While I have always believed our health care reform system was a mess and needed fixing, I was never convinced the Affordable Care Act was the best way to do it.  And a friendly exchange between me and IUPUI Professor Sheila Kennedy has reinforced that belief.

In a recent post on her blog, Kennedy laments that we romanticize about our nation’s “Norman Rockwell” roots, while employers make moves to deny their part-time employees access to health care coverage.

Under the ACA, an employer must provide health care coverage to any employee working more than 30 hours a week.  In the IU system where Kennedy teaches, graduate assistants’ hours are being kept at 29 hours a week.  IU is not alone.  There are a number of colleges and universities, and school districts, across the country that are limiting hours for part-time employees so they don’t cross the 30-hour mark.  At my part-time employer, Ivy Tech, adjunct faculty are being limited to no more than 9 hours per semester until the school can figure out how to compute hours and determine who reaches the 30-hour a week mark and who doesn’t.

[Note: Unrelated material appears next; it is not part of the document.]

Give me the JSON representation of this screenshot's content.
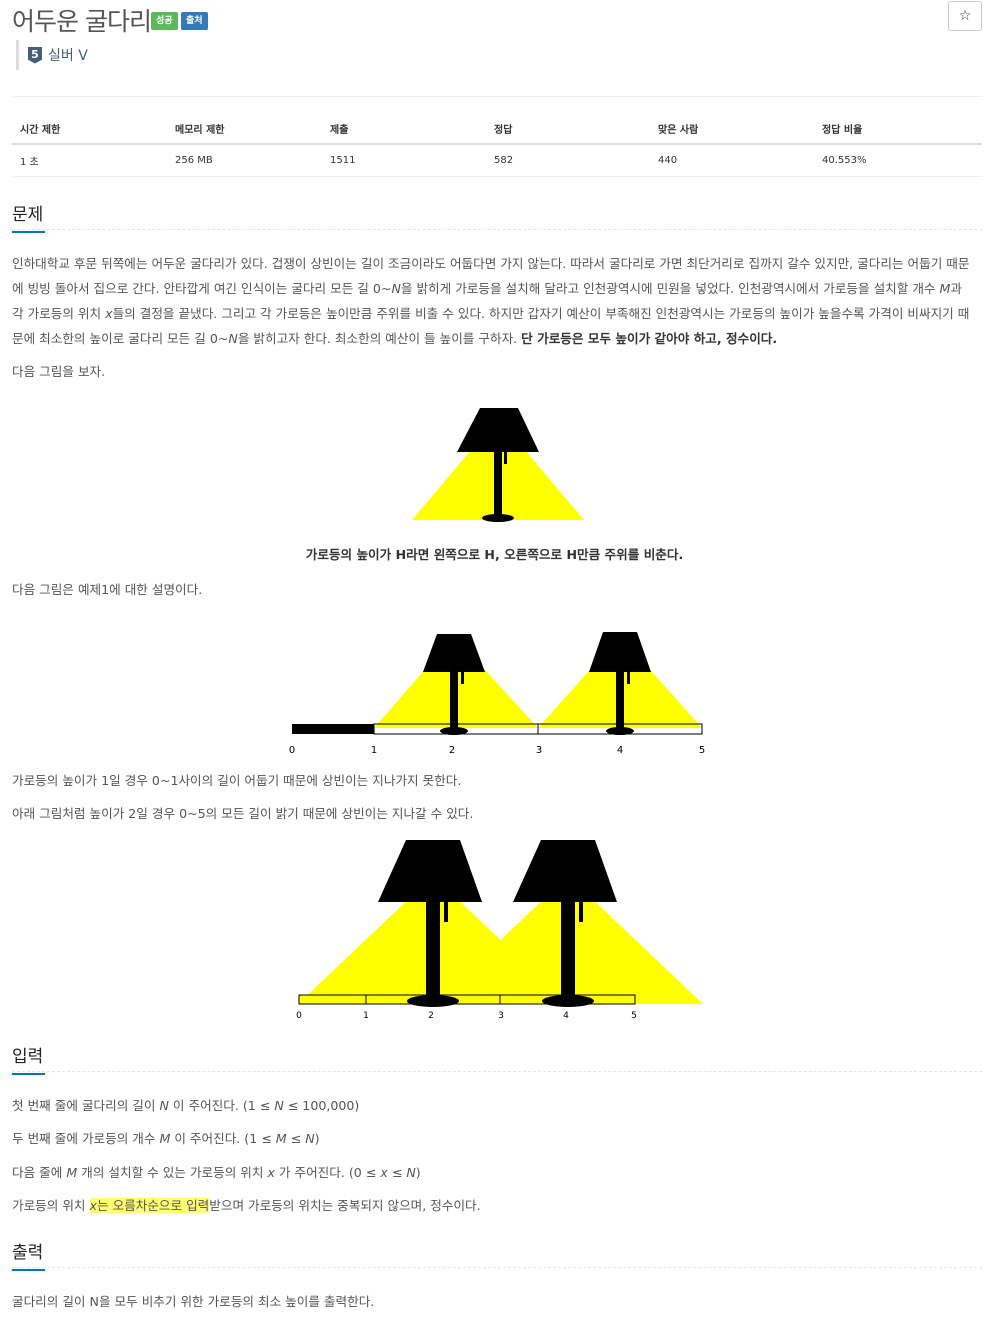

Kennedy argues that by limiting the hours of  part-time employees, these employers aren’t living up to the “Rockwell” image we have of ourselves. I think what Kennedy fails to acknowledge, either by choice or by design, is that someone will have to pay for the health care costs, and she doesn’t say where the money will come from. Allow me to fill in that gap.  When an employer’s costs go up, they have three options: raise prices, cut staff or  take smaller profits.  And seeing how these are schools, colleges and universities, option number three is not an option at all.

So does Kennedy recommend colleges and universities raise tuition to cover these new costs?  Does she suggest some employees get fired so that others can have health care?  She does advocate, “cutting the bloated administrative structure” to help pay for health care.  I doubt you’ll get much savings from that.  Now to her credit, Kennedy said she would be willing to take a pay cut so that someone else could have health insurance.  Did you get that IUPUI?

The problem with Kennedy’s argument, as with most supporters of the ACA, is that it perpetuates the system where an individual gets his or her insurance from their job.  I have always maintained that health insurance should be treated the same way we treat car and life insurance.  You buy the policy and your employer stays out of it.  People become much better consumers of products when they are directly responsible for the costs and you will find prices tend to come down when the third party subsidy goes away.

There is some good in the ACA, particularly the provisions that deal with pre-existing conditions, however mandating employers provide health coverage to part-time employees is taking a bad idea and making it worse.  This is something Kennedy should ponder as she goes to her bosses and asks for that salary reduction so that someone else can have health care.


  • Shakka

    really? who cares,,I just wanna watch some cricket

  • malercous

    I’d happily go for a Gov. Option. Free-marketers shouldn’t mind the competition.

  • Dave

    Yep, health insurance is a product, not a right. Government intrusion excused as failed oversight, distorts costs & behavior; to perpetuate morbidly proportioned ‘government.”

  • leon dixon

    It is a tax. Judge Roberts said so (for reasons yet unknown). I don’t recall a liberal ever offering to pay someone else’s taxes so I think we should take the loon up on her proposal right away and then call the editors of the World’s Records.